»»

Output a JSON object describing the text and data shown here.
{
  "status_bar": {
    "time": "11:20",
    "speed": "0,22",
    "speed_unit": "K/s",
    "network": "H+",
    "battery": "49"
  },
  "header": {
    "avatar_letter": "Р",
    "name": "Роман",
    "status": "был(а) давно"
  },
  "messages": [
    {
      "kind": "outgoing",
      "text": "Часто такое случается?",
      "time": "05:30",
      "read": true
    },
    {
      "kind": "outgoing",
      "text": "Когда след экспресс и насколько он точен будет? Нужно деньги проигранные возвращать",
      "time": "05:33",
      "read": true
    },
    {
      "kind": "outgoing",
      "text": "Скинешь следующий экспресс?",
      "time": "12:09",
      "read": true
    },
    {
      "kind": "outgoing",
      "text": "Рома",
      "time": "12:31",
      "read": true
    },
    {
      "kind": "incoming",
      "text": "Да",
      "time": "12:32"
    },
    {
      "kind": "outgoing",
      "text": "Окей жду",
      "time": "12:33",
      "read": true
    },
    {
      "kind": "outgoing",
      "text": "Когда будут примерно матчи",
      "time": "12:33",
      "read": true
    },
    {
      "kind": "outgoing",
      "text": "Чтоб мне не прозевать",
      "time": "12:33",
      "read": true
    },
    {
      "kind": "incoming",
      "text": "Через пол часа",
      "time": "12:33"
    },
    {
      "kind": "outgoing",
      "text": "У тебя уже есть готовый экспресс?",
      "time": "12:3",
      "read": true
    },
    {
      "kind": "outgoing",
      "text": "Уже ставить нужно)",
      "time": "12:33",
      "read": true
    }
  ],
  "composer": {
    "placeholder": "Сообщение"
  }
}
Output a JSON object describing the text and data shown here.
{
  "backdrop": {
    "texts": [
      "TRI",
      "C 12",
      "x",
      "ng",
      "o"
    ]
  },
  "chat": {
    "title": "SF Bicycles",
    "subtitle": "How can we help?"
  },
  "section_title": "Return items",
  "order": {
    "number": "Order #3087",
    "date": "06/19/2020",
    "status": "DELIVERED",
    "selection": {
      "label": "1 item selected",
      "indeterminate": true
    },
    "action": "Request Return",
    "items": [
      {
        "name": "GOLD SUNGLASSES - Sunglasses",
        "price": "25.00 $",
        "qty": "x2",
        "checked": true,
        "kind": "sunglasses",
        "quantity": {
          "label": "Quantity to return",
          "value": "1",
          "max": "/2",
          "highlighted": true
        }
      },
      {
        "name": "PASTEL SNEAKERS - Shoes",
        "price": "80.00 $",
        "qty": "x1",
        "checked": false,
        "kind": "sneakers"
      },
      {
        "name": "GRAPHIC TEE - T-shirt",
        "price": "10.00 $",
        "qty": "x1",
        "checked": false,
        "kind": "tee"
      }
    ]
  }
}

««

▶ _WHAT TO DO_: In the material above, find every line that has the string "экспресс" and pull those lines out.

▶ _FINISHED TASK_:
      "text": "Когда след экспресс и насколько он точен будет? Нужно деньги проигранные возвращать",
      "text": "Скинешь следующий экспресс?",
      "text": "У тебя уже есть готовый экспресс?",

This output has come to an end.